TASK BRIEF
Keep the wording of each record exactly the same when you repeat it, and leave out pictures.

***

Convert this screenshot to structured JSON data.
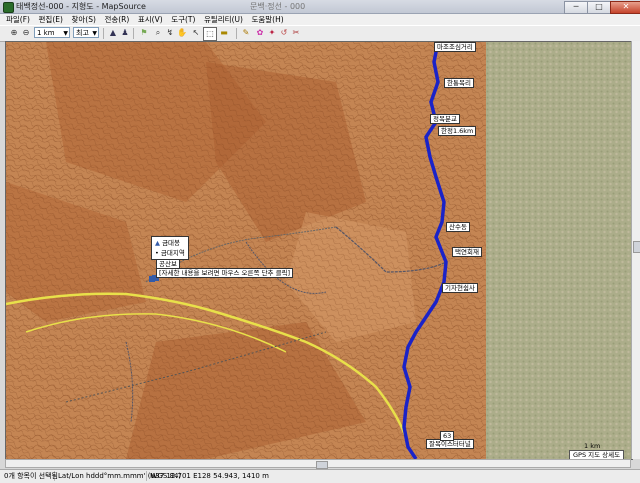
{
  "window": {
    "title": "태백정선-000 - 지형도 - MapSource",
    "center_title": "문백·정선 - 000"
  },
  "window_buttons": {
    "minimize": "─",
    "maximize": "□",
    "close": "✕"
  },
  "menu": [
    "파일(F)",
    "편집(E)",
    "찾아(S)",
    "전송(R)",
    "표시(V)",
    "도구(T)",
    "유틸리티(U)",
    "도움말(H)"
  ],
  "toolbar": {
    "zoom_value": "1 km",
    "detail_value": "최고",
    "icons": [
      "zoom-in-icon",
      "zoom-out-icon",
      "mountain-icon",
      "person-icon",
      "flag-icon",
      "magnifier-icon",
      "hand-icon",
      "selection-icon",
      "route-icon",
      "measure-icon",
      "ruler-icon",
      "waypoint-icon",
      "edit-icon",
      "tracks-icon",
      "undo-icon",
      "erase-icon"
    ]
  },
  "map": {
    "labels": [
      {
        "id": "label-top",
        "text": "마조조심거리"
      },
      {
        "id": "label-2",
        "text": "한통목리"
      },
      {
        "id": "label-3",
        "text": "정목분교"
      },
      {
        "id": "label-4",
        "text": "한정1.6km"
      },
      {
        "id": "label-5",
        "text": "산수동"
      },
      {
        "id": "label-6",
        "text": "택연회재"
      },
      {
        "id": "label-7",
        "text": "기자현쉼사"
      },
      {
        "id": "label-8",
        "text": "잘목이스터터널"
      },
      {
        "id": "label-9",
        "text": "63"
      }
    ],
    "popup": {
      "line1": "금대봉",
      "line2": "금대지역",
      "line3": "공산보",
      "line4": "[자세한 내용을 보려면 마우스 오른쪽 단추 클릭]"
    },
    "scale_text": "1 km",
    "gps_text": "GPS 지도 상세도"
  },
  "status": {
    "selection": "0개 항목이 선택됨",
    "format": "Lat/Lon hddd°mm.mmm' (WGS 84)",
    "coordinates": "N37 12.701 E128 54.943, 1410 m"
  },
  "colors": {
    "terrain_dark": "#b86a3a",
    "terrain_light": "#c9915f",
    "satellite_green": "#a7ab85",
    "route_blue": "#1a23c8",
    "road_yellow": "#e8e04a"
  }
}
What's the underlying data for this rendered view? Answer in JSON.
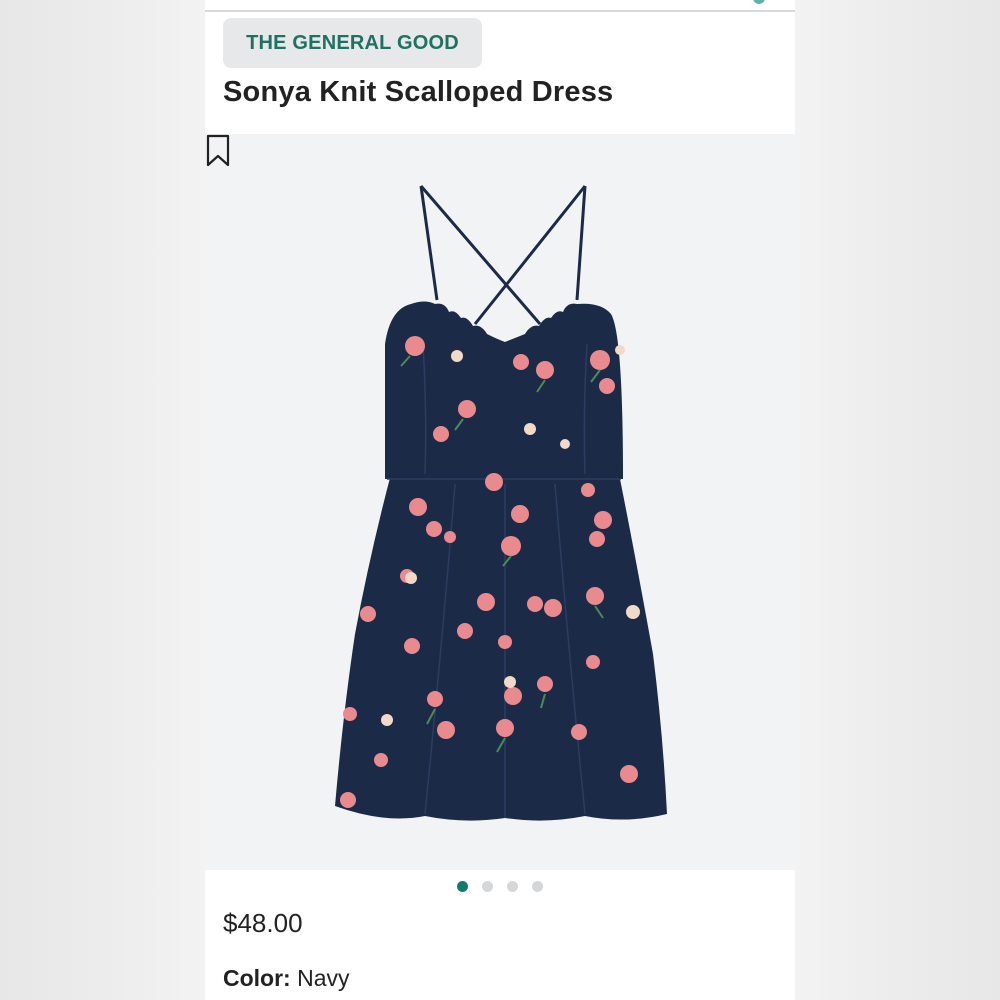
{
  "product": {
    "brand": "THE GENERAL GOOD",
    "title": "Sonya Knit Scalloped Dress",
    "price": "$48.00",
    "color_label": "Color:",
    "color_value": "Navy"
  },
  "gallery": {
    "total_images": 4,
    "active_index": 0,
    "image_subject": "navy floral scalloped slip dress",
    "icon": "bookmark-icon"
  },
  "colors": {
    "brand_text": "#1f7163",
    "active_dot": "#0f7c6d",
    "dress": "#1b2a47",
    "flower": "#e98a8f"
  }
}
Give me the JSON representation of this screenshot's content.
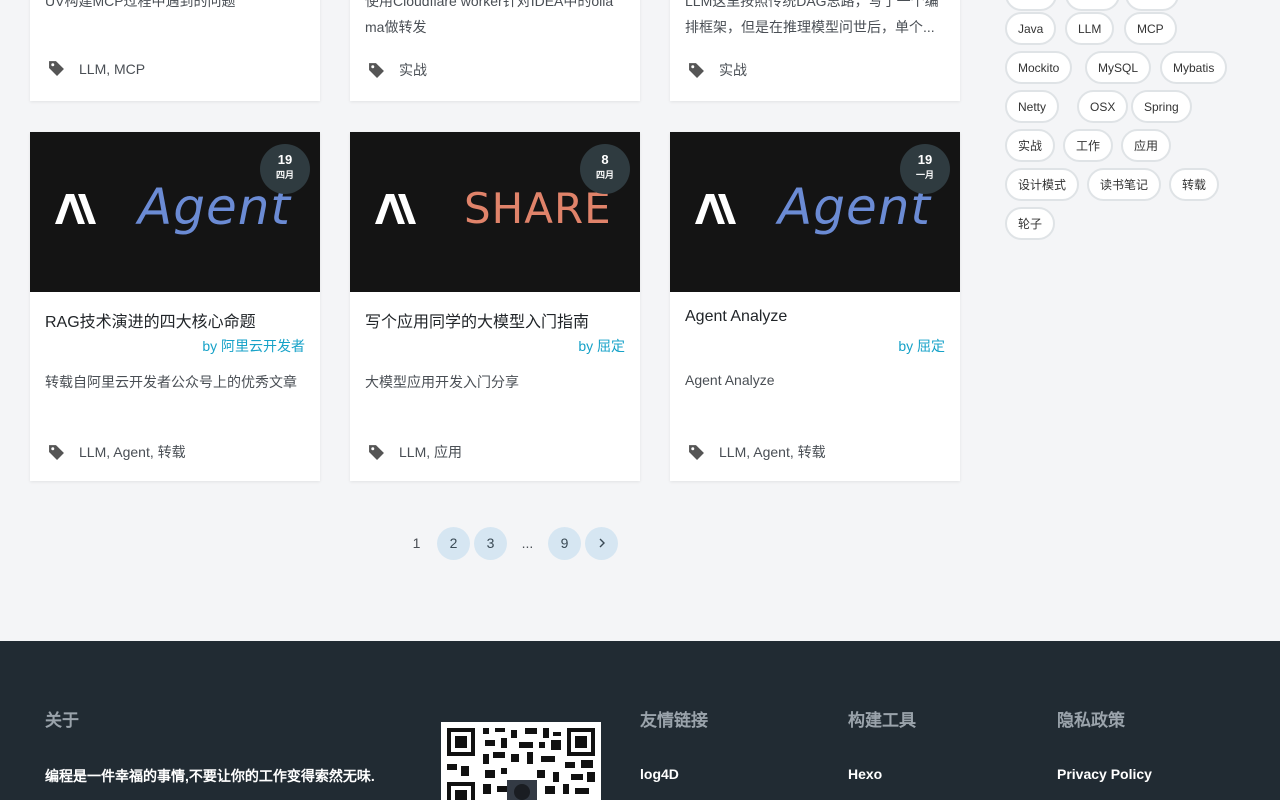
{
  "top_cards": [
    {
      "excerpt": "UV构建MCP过程中遇到的问题",
      "tags": "LLM, MCP"
    },
    {
      "excerpt_line1": "使用Cloudflare worker针对IDEA中的olla",
      "excerpt_line2": "ma做转发",
      "tags": "实战"
    },
    {
      "excerpt_line1": "LLM这里按照传统DAG思路，写了一个编",
      "excerpt_line2": "排框架，但是在推理模型问世后，单个...",
      "tags": "实战"
    }
  ],
  "cards": [
    {
      "day": "19",
      "month": "四月",
      "thumb_word": "Agent",
      "title": "RAG技术演进的四大核心命题",
      "author_prefix": "by",
      "author": "阿里云开发者",
      "desc": "转载自阿里云开发者公众号上的优秀文章",
      "tags": "LLM, Agent, 转载"
    },
    {
      "day": "8",
      "month": "四月",
      "thumb_word": "SHARE",
      "title": "写个应用同学的大模型入门指南",
      "author_prefix": "by",
      "author": "屈定",
      "desc": "大模型应用开发入门分享",
      "tags": "LLM, 应用"
    },
    {
      "day": "19",
      "month": "一月",
      "thumb_word": "Agent",
      "title": "Agent Analyze",
      "author_prefix": "by",
      "author": "屈定",
      "desc": "Agent Analyze",
      "tags": "LLM, Agent, 转载"
    }
  ],
  "pagination": {
    "current": "1",
    "p2": "2",
    "p3": "3",
    "dots": "...",
    "last": "9",
    "next_icon": "chevron-right-icon"
  },
  "tagcloud": [
    "Java",
    "LLM",
    "MCP",
    "Mockito",
    "MySQL",
    "Mybatis",
    "Netty",
    "OSX",
    "Spring",
    "实战",
    "工作",
    "应用",
    "设计模式",
    "读书笔记",
    "转载",
    "轮子"
  ],
  "footer": {
    "about_title": "关于",
    "about_text": "编程是一件幸福的事情,不要让你的工作变得索然无味.",
    "links_title": "友情链接",
    "links_first": "log4D",
    "build_title": "构建工具",
    "build_first": "Hexo",
    "privacy_title": "隐私政策",
    "privacy_first": "Privacy Policy"
  },
  "colors": {
    "accent": "#17a2c8",
    "footer_bg": "#212b33",
    "badge_bg": "#2f3b40",
    "thumb_agent": "#6b8bd4",
    "thumb_share": "#e0836a"
  }
}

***

SOLUTION TO THE PROBLEM
Convert this screenshot to structured JSON data.
{
  "window": {
    "title": "태백정선-000 - 지형도 - MapSource",
    "center_title": "문백·정선 - 000"
  },
  "window_buttons": {
    "minimize": "─",
    "maximize": "□",
    "close": "✕"
  },
  "menu": [
    "파일(F)",
    "편집(E)",
    "찾아(S)",
    "전송(R)",
    "표시(V)",
    "도구(T)",
    "유틸리티(U)",
    "도움말(H)"
  ],
  "toolbar": {
    "zoom_value": "1 km",
    "detail_value": "최고",
    "icons": [
      "zoom-in-icon",
      "zoom-out-icon",
      "mountain-icon",
      "person-icon",
      "flag-icon",
      "magnifier-icon",
      "hand-icon",
      "selection-icon",
      "route-icon",
      "measure-icon",
      "ruler-icon",
      "waypoint-icon",
      "edit-icon",
      "tracks-icon",
      "undo-icon",
      "erase-icon"
    ]
  },
  "map": {
    "labels": [
      {
        "id": "label-top",
        "text": "마조조심거리"
      },
      {
        "id": "label-2",
        "text": "한통목리"
      },
      {
        "id": "label-3",
        "text": "정목분교"
      },
      {
        "id": "label-4",
        "text": "한정1.6km"
      },
      {
        "id": "label-5",
        "text": "산수동"
      },
      {
        "id": "label-6",
        "text": "택연회재"
      },
      {
        "id": "label-7",
        "text": "기자현쉼사"
      },
      {
        "id": "label-8",
        "text": "잘목이스터터널"
      },
      {
        "id": "label-9",
        "text": "63"
      }
    ],
    "popup": {
      "line1": "금대봉",
      "line2": "금대지역",
      "line3": "공산보",
      "line4": "[자세한 내용을 보려면 마우스 오른쪽 단추 클릭]"
    },
    "scale_text": "1 km",
    "gps_text": "GPS 지도 상세도"
  },
  "status": {
    "selection": "0개 항목이 선택됨",
    "format": "Lat/Lon hddd°mm.mmm' (WGS 84)",
    "coordinates": "N37 12.701 E128 54.943, 1410 m"
  },
  "colors": {
    "terrain_dark": "#b86a3a",
    "terrain_light": "#c9915f",
    "satellite_green": "#a7ab85",
    "route_blue": "#1a23c8",
    "road_yellow": "#e8e04a"
  }
}
What's the underlying data for this rendered view? Answer in JSON.
{
  "product": {
    "brand": "THE GENERAL GOOD",
    "title": "Sonya Knit Scalloped Dress",
    "price": "$48.00",
    "color_label": "Color:",
    "color_value": "Navy"
  },
  "gallery": {
    "total_images": 4,
    "active_index": 0,
    "image_subject": "navy floral scalloped slip dress",
    "icon": "bookmark-icon"
  },
  "colors": {
    "brand_text": "#1f7163",
    "active_dot": "#0f7c6d",
    "dress": "#1b2a47",
    "flower": "#e98a8f"
  }
}
Give me the JSON representation of this screenshot's content.
{
  "top_cards": [
    {
      "excerpt": "UV构建MCP过程中遇到的问题",
      "tags": "LLM, MCP"
    },
    {
      "excerpt_line1": "使用Cloudflare worker针对IDEA中的olla",
      "excerpt_line2": "ma做转发",
      "tags": "实战"
    },
    {
      "excerpt_line1": "LLM这里按照传统DAG思路，写了一个编",
      "excerpt_line2": "排框架，但是在推理模型问世后，单个...",
      "tags": "实战"
    }
  ],
  "cards": [
    {
      "day": "19",
      "month": "四月",
      "thumb_word": "Agent",
      "title": "RAG技术演进的四大核心命题",
      "author_prefix": "by",
      "author": "阿里云开发者",
      "desc": "转载自阿里云开发者公众号上的优秀文章",
      "tags": "LLM, Agent, 转载"
    },
    {
      "day": "8",
      "month": "四月",
      "thumb_word": "SHARE",
      "title": "写个应用同学的大模型入门指南",
      "author_prefix": "by",
      "author": "屈定",
      "desc": "大模型应用开发入门分享",
      "tags": "LLM, 应用"
    },
    {
      "day": "19",
      "month": "一月",
      "thumb_word": "Agent",
      "title": "Agent Analyze",
      "author_prefix": "by",
      "author": "屈定",
      "desc": "Agent Analyze",
      "tags": "LLM, Agent, 转载"
    }
  ],
  "pagination": {
    "current": "1",
    "p2": "2",
    "p3": "3",
    "dots": "...",
    "last": "9",
    "next_icon": "chevron-right-icon"
  },
  "tagcloud": [
    "Java",
    "LLM",
    "MCP",
    "Mockito",
    "MySQL",
    "Mybatis",
    "Netty",
    "OSX",
    "Spring",
    "实战",
    "工作",
    "应用",
    "设计模式",
    "读书笔记",
    "转载",
    "轮子"
  ],
  "footer": {
    "about_title": "关于",
    "about_text": "编程是一件幸福的事情,不要让你的工作变得索然无味.",
    "links_title": "友情链接",
    "links_first": "log4D",
    "build_title": "构建工具",
    "build_first": "Hexo",
    "privacy_title": "隐私政策",
    "privacy_first": "Privacy Policy"
  },
  "colors": {
    "accent": "#17a2c8",
    "footer_bg": "#212b33",
    "badge_bg": "#2f3b40",
    "thumb_agent": "#6b8bd4",
    "thumb_share": "#e0836a"
  }
}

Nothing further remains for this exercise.